I’ve interviewed a number of people in New Zealand and because I have so much content I’m in the process of drip-feeding articles with a New Zealand perspective over the next year or so. Some interviews may not appear for many months and some may not appear at all. There are multiple reasons for that as I’ve suggested, as pitching means being strategic. That can mean that something happens in the future that makes a story more relevant than it would previously have been.

Every single conversation I have is valuable. It may be that we talk about something that will inform other work even if it may not lead to a magazine article. 

Very Long and Very Dull . . . so what the hell do we get out of it?

I was talking with someone recently and they said that they didn’t really think 'awareness raising’ through writing does much. I agree.
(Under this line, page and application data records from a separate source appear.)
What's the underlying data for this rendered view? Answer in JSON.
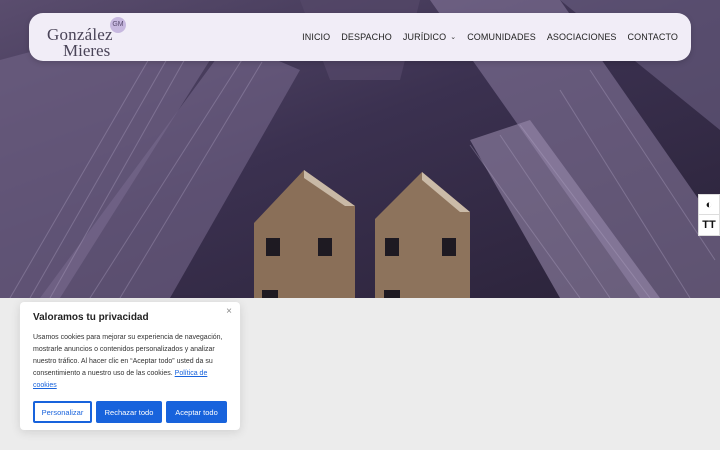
{
  "brand": {
    "line1": "González",
    "line2": "Mieres",
    "badge": "GM"
  },
  "nav": {
    "items": [
      "INICIO",
      "DESPACHO",
      "JURÍDICO",
      "COMUNIDADES",
      "ASOCIACIONES",
      "CONTACTO"
    ],
    "dropdown_chevron": "⌄"
  },
  "accessibility": {
    "contrast_icon": "◐",
    "text_size_icon": "TT"
  },
  "cookie": {
    "title": "Valoramos tu privacidad",
    "body": "Usamos cookies para mejorar su experiencia de navegación, mostrarle anuncios o contenidos personalizados y analizar nuestro tráfico. Al hacer clic en “Aceptar todo” usted da su consentimiento a nuestro uso de las cookies.",
    "policy_link": "Política de cookies",
    "close": "×",
    "customize": "Personalizar",
    "reject": "Rechazar todo",
    "accept": "Aceptar todo"
  },
  "colors": {
    "header_bg": "#f1edf7",
    "hero_tint": "#3b3150",
    "button_blue": "#1863dc"
  }
}
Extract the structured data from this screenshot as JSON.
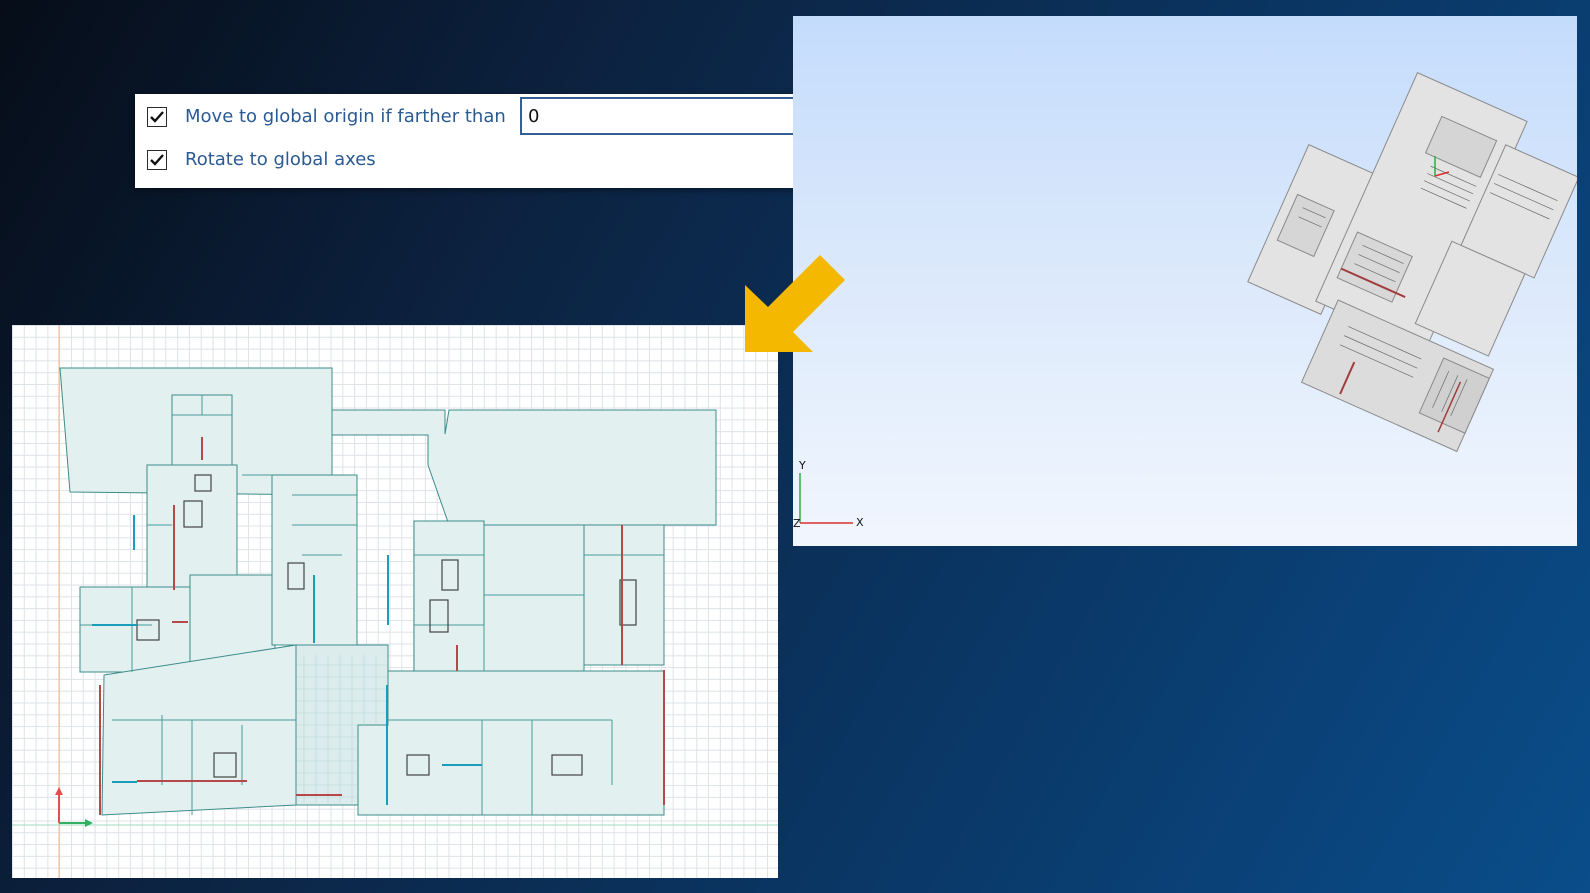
{
  "options": {
    "move_label": "Move to global origin if farther than",
    "move_checked": true,
    "distance_value": "0",
    "rotate_label": "Rotate to global axes",
    "rotate_checked": true
  },
  "viewport_3d": {
    "axis_y": "Y",
    "axis_x": "X",
    "axis_z": "Z"
  },
  "colors": {
    "arrow": "#f5b800",
    "plan_fill": "#e2f1f0",
    "plan_stroke": "#3c8c8a",
    "wall_red": "#b54848",
    "wall_cyan": "#1a9db8",
    "model_fill": "#e3e3e3"
  },
  "icons": {
    "checkbox": "check-icon",
    "arrow": "arrow-down-left-icon",
    "axes": "axis-triad-icon"
  }
}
I don’t think a photograph or a piece of writing changes people's lives very much at all. I think outreach does. I think change in legislation does.

Writing and photography don't change people's lives in a practical way. And I don't believe in that hockum about my voice giving voice to the voiceless.  

Juno Mac's eloquent and impassioned Ted Talk (which I finally got round to watching last night) is just one example of the articulate activism that's part of the sex work community. In her talk she had this quote:

There’s really no such thing as the ‘voiceless’. There are only the deliberately silenced, or the preferably unheard.
— Arundhati Roy

Some of the worst writing and photography comes from those who smugly believe they are giving 'voice to the voiceless' whilst directly contributing to silencing the community they document. One motivation for me, is to attempt not to fall into the same trap. 

Communities don't exist in isolation. They do need people to share their stories, to collaborate and - in an increasingly digitally rich world - augment stories. Not everyone can write, not everyone knows what makes a good photo, not everyone can edit video: I, to a lesser or greater degree, can do these things. And the other aspect of this, is that if you are sitting there thinking you could do a better job - and you probably can - then I’ve just given you a template for exactly how you can begin to. 


I'd like to give a shout out to some people who have helped and supported my work over the last couple of years. Without their help my project would probably not exist.